On this subject we should first listen to Ferton, who more than any one else has studied the habits of the pompilids. After having observed that the size of the victims captured by each species cannot exceed certain limits, sometimes very large, the distinguished observer adds:

It is not only necessary that the pompilid should hunt for a spider which fills certain conditions of size, but it is necessary also that it should have a special kind of life which adapts it to the wasp's method of chase. The pompilid which takes customarily earth-inhabiting spiders will not attack those which build webs . . . and, reciprocally, one which chases spiders living in the free air will neglect those which live under the earth.
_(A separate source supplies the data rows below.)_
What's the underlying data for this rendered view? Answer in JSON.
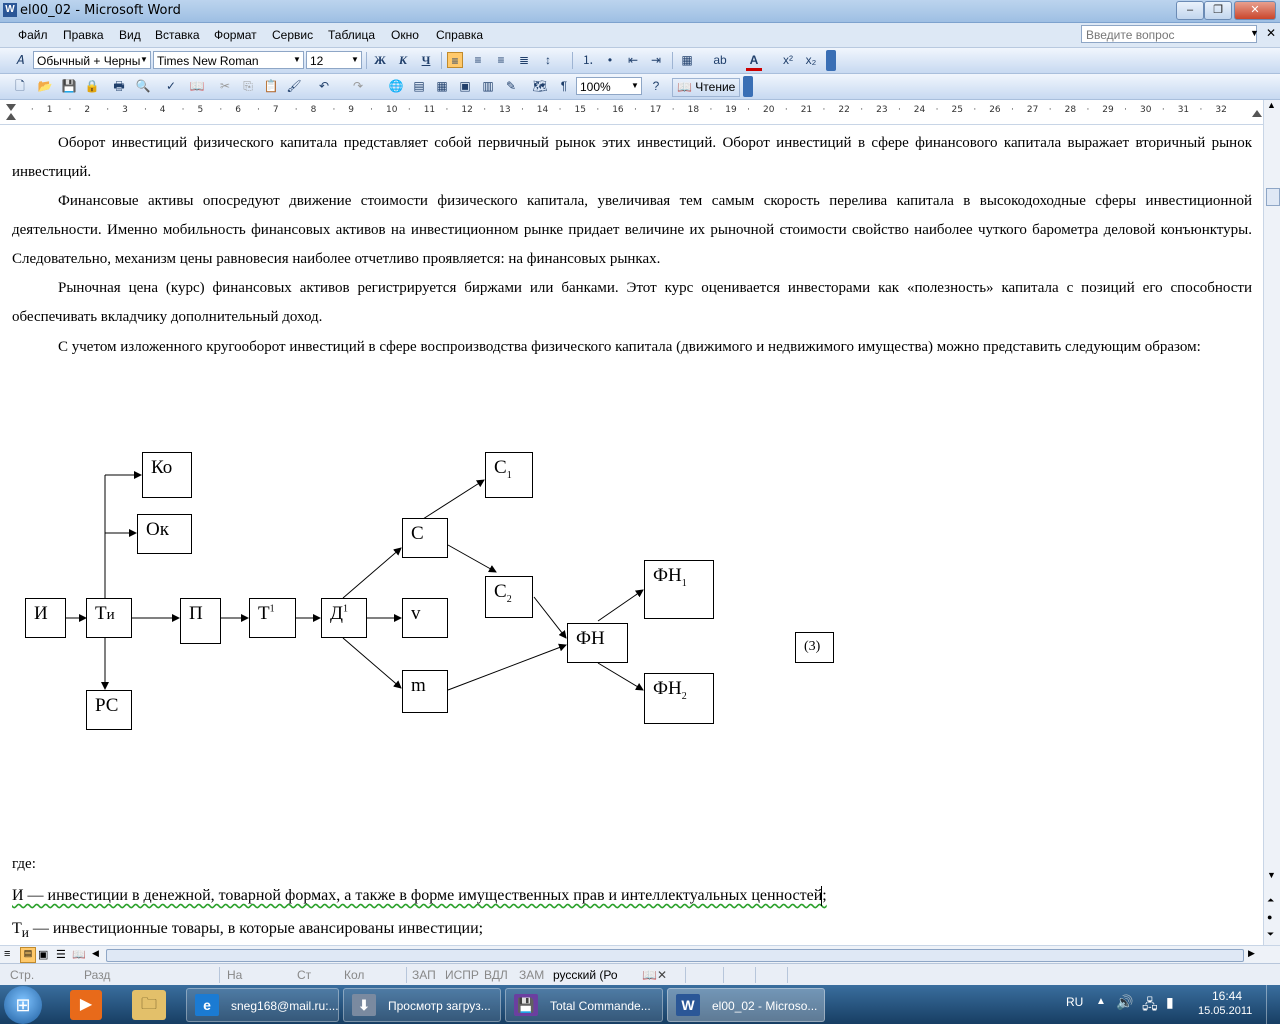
{
  "window": {
    "title": "el00_02 - Microsoft Word"
  },
  "menu": [
    "Файл",
    "Правка",
    "Вид",
    "Вставка",
    "Формат",
    "Сервис",
    "Таблица",
    "Окно",
    "Справка"
  ],
  "helpbox": {
    "placeholder": "Введите вопрос"
  },
  "formatting": {
    "style": "Обычный + Черны",
    "font": "Times New Roman",
    "size": "12"
  },
  "standard": {
    "zoom": "100%",
    "reading": "Чтение"
  },
  "ruler": {
    "ticks": [
      "1",
      "2",
      "3",
      "4",
      "5",
      "6",
      "7",
      "8",
      "9",
      "10",
      "11",
      "12",
      "13",
      "14",
      "15",
      "16",
      "17",
      "18",
      "19",
      "20",
      "21",
      "22",
      "23",
      "24",
      "25",
      "26",
      "27",
      "28",
      "29",
      "30",
      "31",
      "32"
    ]
  },
  "document": {
    "p1": "Оборот инвестиций физического капитала представляет собой первичный рынок этих инвестиций. Оборот инвестиций в сфере финансового капитала выражает вторичный рынок инвестиций.",
    "p2": "Финансовые активы опосредуют движение стоимости физического капитала, увеличивая тем самым скорость перелива капитала в высокодоходные сферы инвестиционной деятельности. Именно мобильность финансовых активов на инвестиционном рынке придает величине их рыночной стоимости свойство наиболее чуткого барометра деловой конъюнктуры. Следовательно, механизм цены равновесия наиболее отчетливо проявляется: на финансовых рынках.",
    "p3": "Рыночная цена (курс) финансовых активов регистрируется биржами или банками. Этот курс оценивается инвесторами как «полезность» капитала с позиций его способности обеспечивать вкладчику дополнительный доход.",
    "p4": "С учетом изложенного кругооборот инвестиций в сфере воспроизводства физического капитала (движимого и недвижимого имущества) можно представить следующим образом:",
    "where": "где:",
    "def1": "И — инвестиции в денежной,  товарной формах, а также в форме имущественных прав и интеллектуальных ценностей;",
    "def2_sym": "Т",
    "def2_sub": "и",
    "def2": " — инвестиционные товары, в которые авансированы инвестиции;"
  },
  "diagram": {
    "I": "И",
    "Ti": "Т",
    "Ti_sub": "и",
    "Ko": "Ко",
    "Ok": "Ок",
    "RS": "РС",
    "P": "П",
    "T1": "Т",
    "T1_sup": "1",
    "D1": "Д",
    "D1_sup": "1",
    "C": "С",
    "C1": "С",
    "C1_sub": "1",
    "C2": "С",
    "C2_sub": "2",
    "v": "v",
    "m": "m",
    "FN": "ФН",
    "FN1": "ФН",
    "FN1_sub": "1",
    "FN2": "ФН",
    "FN2_sub": "2",
    "eq": "(3)"
  },
  "status": {
    "page": "Стр.",
    "section": "Разд",
    "at": "На",
    "line": "Ст",
    "col": "Кол",
    "rec": "ЗАП",
    "trk": "ИСПР",
    "ext": "ВДЛ",
    "ovr": "ЗАМ",
    "lang": "русский (Ро"
  },
  "taskbar": {
    "items": [
      "sneg168@mail.ru:...",
      "Просмотр загруз...",
      "Total Commande...",
      "el00_02 - Microso..."
    ],
    "lang": "RU",
    "time": "16:44",
    "date": "15.05.2011"
  }
}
Let us give some examples of this. Let us take the above-ground spiders. Evagetes laboriosus hunts exclusively the wandering Lycosas, the jumpers (wolf-spiders), and does not always succeed in following them, because it is short-sighted. The six-spotted Pompilus catches the thomisid spiders which lie in wait among the flowers. The thick-headed Pompilus attacks the epeirid spiders in their orb-webs, and the apical Pompilus, studied by Fabre, knows how to extract the seges-trid spider from its silken funnel. The same specialization exists with the earth-inhabiting spiders. The ringed Calicurgus, the banded Pompilus, and the somber Pompilus pursue the burrowing lycosid spiders. The first makes the spider issue from its burrow, and Fabre supposes that "in the walls of a narrow burrow the wasp cannot direct its sting with the necessary precision," but, more audacious or more expert, the two other species do not hesitate to attack the victim in the depths of its burrow. Not less brave and still wiser are the pompilids which hunt the Mygales, for the burrow of these spiders is closed with a door and the spider within often grasps this, so that it is necessary to use some ruse to force it. The wandering Pompilus and the yellow-bellied Planiceps, which hunt the species of the genus Memesia, have no other tool than their appendages with which to do this, while to reach the Corsican Mygale the plicate Pompilus has an especial adaptation. "Its flat head, armed with an elongated hood, is," says Ferton, "a powerful lever which gives support to the mandibles when they have succeeded in getting under the edge of the door of the spider."

In order to hunt successfully, the pompilids have been obliged to conform in details to the habits of their adversaries. With certain species studied by Ferton these adaptive habits are of the greatest interest. The acrobatic Pompilus chases a very nimble theridiid spider, namely Li-thyphcmtus corollatus, which joins together tufts of grass with silken threads over which it darts away in flight with an acrobatic quickness, but the Pompilus is not less accomplished in this exercise. With rapidity it follows the frail threads, and when, as a stratagem, the spider lets itself fall on the soil, the Pompilus jumps after it. Here is something still better : When the wandering Pompilus chases Nemesia badia in the spring, it paralyzes the creature at the bottom of its hole, which is a simple shaft, but in the autumn it must manúuver a bit, for the shaft is then flanked with a lateral branch in which it can hide, and is fortified with a door. Then the Pompilus, says Ferton, carries away the doors "which cover the two orifices" and seeks to make the spider come out to repair the damage. It sticks its abdomen into one of the holes, but scarcely has it done so when it draws it out quickly and rests on the ground with its eyes turned toward the second orifice, its wings raised and vibrating, ready to dart upon the spider. Then it goes to the second door and does the same thing, and then begins again at the first. At other times it contents itself by giving certain knocks at one of the orifices, stopping and watching the second opening of the nest. Firrally the spider jumps quickly out of the hole, and flees with all its agility, but the hunter is quicker still and captures it within a few centimeters, and stings it. The yellow-bellied Planiceps has not yet arrived at this perfection, and enters one of the branches and loses the spider, which escapes by the other. All of the pompilids are not equally crafty, and some, although very few, hunt all kinds of spiders indifferently, and remain in the primitive condition in which, without doubt, all of the members of the family once lived. This is the case, according to Ferton, with Vachal's Pompilus, and in the United States, according to the Peckhams, with Pompilus marginatus.